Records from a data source
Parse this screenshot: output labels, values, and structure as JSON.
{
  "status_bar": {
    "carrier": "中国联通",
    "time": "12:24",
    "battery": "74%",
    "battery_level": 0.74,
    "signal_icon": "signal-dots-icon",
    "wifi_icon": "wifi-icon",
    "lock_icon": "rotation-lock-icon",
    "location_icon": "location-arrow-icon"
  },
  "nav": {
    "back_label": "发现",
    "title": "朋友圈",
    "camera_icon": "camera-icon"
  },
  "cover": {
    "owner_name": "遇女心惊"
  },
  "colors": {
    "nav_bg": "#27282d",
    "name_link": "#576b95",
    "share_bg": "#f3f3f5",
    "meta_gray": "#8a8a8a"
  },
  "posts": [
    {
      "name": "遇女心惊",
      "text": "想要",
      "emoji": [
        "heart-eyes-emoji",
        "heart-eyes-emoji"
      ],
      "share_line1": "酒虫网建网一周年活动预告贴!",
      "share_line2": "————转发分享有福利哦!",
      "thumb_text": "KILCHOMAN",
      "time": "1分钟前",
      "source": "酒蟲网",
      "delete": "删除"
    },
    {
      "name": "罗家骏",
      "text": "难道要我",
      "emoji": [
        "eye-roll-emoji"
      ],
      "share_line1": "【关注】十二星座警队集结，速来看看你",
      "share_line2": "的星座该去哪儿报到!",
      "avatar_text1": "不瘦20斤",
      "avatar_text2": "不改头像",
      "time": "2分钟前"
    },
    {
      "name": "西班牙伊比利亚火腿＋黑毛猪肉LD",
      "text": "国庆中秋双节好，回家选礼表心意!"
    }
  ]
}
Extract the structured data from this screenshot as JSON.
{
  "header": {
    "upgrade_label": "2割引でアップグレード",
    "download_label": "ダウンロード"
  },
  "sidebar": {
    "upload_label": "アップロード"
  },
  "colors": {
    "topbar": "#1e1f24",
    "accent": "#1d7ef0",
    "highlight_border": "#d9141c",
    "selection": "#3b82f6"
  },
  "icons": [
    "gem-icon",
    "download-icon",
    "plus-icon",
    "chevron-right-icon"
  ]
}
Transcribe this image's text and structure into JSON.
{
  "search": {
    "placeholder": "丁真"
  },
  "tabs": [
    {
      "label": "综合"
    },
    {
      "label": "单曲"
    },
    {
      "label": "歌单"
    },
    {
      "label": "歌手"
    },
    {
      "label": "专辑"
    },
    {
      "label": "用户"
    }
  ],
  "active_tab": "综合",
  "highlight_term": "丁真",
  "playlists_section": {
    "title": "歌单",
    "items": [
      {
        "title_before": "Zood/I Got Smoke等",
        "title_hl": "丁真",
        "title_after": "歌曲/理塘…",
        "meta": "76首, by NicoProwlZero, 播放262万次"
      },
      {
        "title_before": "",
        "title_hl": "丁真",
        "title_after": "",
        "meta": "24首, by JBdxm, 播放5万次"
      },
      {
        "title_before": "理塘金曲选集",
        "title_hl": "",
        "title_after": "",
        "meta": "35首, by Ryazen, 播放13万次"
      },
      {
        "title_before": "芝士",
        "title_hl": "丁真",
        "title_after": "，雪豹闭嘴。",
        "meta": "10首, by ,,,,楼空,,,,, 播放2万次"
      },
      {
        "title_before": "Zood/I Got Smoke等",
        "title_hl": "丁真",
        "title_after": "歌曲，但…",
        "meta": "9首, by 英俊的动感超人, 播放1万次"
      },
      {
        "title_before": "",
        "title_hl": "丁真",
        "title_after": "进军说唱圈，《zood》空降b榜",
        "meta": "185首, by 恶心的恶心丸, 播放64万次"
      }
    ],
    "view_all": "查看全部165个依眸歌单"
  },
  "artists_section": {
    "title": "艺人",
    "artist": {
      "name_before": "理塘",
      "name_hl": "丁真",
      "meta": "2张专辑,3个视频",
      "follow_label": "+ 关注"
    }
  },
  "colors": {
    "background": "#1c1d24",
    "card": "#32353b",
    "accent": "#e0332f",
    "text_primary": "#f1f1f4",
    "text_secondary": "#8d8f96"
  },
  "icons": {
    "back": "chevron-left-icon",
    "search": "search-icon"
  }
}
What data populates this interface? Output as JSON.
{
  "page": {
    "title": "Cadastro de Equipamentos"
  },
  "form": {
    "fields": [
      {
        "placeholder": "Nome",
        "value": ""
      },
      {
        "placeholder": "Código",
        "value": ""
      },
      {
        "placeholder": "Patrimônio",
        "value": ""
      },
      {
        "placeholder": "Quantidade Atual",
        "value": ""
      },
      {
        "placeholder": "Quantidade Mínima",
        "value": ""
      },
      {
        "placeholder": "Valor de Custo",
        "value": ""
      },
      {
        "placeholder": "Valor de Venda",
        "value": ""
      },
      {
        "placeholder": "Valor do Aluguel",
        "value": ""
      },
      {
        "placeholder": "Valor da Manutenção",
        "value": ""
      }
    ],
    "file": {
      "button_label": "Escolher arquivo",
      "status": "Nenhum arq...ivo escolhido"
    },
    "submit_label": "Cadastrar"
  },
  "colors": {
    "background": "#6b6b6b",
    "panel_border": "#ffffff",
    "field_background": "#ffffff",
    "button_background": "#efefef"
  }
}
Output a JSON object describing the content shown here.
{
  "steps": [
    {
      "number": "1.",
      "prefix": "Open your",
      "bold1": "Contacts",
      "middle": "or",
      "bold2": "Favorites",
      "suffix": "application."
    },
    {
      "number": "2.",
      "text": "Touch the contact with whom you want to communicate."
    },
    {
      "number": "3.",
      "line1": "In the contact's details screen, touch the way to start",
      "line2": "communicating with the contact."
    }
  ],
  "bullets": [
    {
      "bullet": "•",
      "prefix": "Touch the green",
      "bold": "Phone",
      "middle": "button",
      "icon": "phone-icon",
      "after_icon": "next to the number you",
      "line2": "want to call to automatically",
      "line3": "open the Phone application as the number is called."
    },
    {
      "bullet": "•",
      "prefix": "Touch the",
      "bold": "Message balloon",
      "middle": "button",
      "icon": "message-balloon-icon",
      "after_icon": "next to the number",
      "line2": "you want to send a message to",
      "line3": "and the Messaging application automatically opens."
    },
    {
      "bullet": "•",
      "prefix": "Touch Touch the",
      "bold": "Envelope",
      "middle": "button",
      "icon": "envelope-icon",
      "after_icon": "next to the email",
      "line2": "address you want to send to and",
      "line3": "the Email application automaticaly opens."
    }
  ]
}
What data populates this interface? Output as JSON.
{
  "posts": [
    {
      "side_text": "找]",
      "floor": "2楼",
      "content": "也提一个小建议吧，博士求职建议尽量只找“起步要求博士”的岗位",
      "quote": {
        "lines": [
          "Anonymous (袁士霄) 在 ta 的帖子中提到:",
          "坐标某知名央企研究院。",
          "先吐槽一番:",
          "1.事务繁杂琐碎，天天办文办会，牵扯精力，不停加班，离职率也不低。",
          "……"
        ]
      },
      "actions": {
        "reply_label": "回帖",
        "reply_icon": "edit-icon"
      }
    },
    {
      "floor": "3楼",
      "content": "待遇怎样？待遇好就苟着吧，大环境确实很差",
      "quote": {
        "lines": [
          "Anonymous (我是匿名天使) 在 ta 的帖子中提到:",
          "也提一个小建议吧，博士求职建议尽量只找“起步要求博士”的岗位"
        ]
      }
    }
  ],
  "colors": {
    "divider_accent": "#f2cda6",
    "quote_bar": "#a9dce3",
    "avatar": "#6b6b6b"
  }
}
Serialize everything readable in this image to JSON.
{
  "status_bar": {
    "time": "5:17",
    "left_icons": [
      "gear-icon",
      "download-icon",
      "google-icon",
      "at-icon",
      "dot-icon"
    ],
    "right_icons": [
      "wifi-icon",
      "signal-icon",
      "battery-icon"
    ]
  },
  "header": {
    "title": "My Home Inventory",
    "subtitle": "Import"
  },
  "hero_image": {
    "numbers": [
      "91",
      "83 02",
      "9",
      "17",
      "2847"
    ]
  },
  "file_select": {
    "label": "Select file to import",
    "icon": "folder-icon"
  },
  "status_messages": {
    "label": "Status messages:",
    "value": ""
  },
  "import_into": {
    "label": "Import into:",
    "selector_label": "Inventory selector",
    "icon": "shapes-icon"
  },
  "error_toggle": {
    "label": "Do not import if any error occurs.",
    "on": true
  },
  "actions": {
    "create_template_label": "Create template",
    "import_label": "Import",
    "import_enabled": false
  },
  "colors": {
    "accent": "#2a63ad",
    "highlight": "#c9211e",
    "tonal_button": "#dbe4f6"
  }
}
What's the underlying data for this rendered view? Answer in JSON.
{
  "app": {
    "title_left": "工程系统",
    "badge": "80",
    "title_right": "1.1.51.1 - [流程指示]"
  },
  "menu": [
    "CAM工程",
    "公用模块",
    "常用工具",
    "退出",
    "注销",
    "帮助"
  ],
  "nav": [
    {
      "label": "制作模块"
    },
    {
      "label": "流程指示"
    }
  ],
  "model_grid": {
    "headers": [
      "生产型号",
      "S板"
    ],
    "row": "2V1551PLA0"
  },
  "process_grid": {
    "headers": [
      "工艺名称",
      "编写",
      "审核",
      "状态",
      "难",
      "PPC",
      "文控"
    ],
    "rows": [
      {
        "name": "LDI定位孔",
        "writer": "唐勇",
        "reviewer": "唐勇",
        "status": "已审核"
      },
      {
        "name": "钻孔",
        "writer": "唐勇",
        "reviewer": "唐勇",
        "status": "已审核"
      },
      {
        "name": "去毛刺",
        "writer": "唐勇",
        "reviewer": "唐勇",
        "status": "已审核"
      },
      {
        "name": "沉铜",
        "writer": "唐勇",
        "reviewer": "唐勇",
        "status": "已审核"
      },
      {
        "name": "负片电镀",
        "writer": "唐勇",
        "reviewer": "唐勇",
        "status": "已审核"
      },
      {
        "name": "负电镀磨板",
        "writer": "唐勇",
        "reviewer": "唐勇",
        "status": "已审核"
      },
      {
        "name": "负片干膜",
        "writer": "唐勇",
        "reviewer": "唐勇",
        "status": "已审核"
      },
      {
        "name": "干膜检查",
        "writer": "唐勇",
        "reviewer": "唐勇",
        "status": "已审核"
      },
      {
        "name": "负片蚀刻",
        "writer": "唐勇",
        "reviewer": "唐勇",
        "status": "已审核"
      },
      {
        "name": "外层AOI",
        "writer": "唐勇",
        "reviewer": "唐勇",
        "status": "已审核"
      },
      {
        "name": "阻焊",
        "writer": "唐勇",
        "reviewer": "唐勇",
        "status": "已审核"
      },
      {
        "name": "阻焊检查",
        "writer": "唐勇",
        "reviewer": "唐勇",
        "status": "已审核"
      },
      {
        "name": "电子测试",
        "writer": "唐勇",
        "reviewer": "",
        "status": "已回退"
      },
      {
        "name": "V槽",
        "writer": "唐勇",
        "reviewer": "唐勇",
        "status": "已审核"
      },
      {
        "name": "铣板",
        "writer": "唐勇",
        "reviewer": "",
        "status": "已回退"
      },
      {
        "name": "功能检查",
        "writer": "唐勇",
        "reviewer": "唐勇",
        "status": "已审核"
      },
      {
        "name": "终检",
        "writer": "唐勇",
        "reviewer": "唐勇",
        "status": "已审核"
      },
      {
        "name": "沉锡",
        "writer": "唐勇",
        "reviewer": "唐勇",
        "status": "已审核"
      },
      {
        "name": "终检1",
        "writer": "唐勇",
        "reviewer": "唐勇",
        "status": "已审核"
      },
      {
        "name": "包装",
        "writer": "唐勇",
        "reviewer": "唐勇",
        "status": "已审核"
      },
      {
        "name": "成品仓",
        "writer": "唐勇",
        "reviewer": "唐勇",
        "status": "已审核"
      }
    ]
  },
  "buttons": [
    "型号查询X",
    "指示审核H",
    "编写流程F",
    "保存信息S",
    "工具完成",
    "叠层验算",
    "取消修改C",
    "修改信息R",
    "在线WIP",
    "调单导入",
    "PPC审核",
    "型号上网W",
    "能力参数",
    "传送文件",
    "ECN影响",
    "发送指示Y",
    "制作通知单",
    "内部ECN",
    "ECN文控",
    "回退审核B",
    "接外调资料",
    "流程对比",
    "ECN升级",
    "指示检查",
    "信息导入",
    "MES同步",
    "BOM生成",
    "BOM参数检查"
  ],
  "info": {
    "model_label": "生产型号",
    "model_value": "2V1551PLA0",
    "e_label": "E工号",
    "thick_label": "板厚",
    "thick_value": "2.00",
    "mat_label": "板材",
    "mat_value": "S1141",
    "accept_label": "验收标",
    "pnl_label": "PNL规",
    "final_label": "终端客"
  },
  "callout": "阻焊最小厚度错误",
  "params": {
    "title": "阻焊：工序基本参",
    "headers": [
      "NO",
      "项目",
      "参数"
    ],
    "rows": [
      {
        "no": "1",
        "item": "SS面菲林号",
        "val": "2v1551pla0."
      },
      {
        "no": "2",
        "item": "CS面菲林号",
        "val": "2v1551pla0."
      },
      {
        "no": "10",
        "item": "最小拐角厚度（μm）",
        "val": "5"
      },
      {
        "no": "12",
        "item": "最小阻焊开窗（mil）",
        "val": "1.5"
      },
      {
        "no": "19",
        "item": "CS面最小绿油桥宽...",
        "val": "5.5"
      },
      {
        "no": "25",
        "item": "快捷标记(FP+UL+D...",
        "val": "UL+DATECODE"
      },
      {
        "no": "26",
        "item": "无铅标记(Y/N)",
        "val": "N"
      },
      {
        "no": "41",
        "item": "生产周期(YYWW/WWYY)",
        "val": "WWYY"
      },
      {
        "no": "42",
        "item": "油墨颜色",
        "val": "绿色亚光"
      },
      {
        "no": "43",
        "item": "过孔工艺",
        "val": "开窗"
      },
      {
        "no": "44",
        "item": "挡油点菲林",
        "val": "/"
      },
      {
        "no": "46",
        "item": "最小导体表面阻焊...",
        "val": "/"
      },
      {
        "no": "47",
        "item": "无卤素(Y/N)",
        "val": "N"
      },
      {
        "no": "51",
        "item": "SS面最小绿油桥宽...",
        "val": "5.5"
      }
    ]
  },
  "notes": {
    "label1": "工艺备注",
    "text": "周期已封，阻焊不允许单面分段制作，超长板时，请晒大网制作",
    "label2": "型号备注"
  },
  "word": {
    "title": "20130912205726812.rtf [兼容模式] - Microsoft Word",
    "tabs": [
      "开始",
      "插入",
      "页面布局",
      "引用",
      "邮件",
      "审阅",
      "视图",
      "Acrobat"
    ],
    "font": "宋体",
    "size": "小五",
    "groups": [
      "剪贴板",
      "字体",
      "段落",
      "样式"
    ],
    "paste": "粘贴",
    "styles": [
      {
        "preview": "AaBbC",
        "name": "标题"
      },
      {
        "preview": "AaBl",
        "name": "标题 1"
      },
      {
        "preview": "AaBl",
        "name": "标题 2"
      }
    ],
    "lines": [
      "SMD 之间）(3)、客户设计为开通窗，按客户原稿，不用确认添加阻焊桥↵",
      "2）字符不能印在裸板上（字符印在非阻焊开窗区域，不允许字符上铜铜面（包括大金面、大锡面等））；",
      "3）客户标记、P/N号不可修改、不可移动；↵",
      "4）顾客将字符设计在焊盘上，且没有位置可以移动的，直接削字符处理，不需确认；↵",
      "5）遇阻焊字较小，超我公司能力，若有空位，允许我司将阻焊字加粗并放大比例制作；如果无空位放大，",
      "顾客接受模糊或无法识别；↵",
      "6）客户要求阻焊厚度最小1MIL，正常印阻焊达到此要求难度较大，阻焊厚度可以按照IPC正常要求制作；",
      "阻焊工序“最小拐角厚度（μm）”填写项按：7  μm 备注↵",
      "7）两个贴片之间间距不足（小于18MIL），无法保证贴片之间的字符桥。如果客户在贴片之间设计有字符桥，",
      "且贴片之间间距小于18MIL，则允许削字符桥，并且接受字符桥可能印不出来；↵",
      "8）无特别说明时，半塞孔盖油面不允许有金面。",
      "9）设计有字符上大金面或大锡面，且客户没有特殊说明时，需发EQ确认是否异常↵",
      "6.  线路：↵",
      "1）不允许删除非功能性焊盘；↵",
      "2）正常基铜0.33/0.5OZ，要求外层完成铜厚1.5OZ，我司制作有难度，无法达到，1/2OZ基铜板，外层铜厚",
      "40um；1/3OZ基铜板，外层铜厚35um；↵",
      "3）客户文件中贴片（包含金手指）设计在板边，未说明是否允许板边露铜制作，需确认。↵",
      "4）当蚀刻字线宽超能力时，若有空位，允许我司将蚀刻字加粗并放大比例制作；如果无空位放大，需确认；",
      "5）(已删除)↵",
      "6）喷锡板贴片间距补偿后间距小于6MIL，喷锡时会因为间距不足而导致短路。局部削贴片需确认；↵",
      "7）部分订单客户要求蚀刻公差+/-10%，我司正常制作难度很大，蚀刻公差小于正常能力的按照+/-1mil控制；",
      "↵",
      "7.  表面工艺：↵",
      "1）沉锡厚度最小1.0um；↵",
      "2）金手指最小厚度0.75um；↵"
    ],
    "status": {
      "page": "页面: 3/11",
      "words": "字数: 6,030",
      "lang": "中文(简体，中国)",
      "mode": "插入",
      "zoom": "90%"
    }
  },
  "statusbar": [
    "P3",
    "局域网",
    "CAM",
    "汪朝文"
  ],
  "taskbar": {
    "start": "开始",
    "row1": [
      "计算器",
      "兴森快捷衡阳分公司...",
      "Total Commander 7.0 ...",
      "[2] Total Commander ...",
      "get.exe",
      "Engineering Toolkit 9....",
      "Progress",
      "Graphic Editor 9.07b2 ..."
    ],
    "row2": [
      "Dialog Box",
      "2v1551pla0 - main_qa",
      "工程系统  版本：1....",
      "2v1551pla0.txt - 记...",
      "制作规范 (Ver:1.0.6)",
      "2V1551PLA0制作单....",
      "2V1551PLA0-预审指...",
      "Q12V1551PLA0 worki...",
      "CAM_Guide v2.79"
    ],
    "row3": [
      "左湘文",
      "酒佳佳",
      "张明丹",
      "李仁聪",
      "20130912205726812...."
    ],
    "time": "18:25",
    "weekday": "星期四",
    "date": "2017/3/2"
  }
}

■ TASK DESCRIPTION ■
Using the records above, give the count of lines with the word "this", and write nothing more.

■ RESPONSE ■
7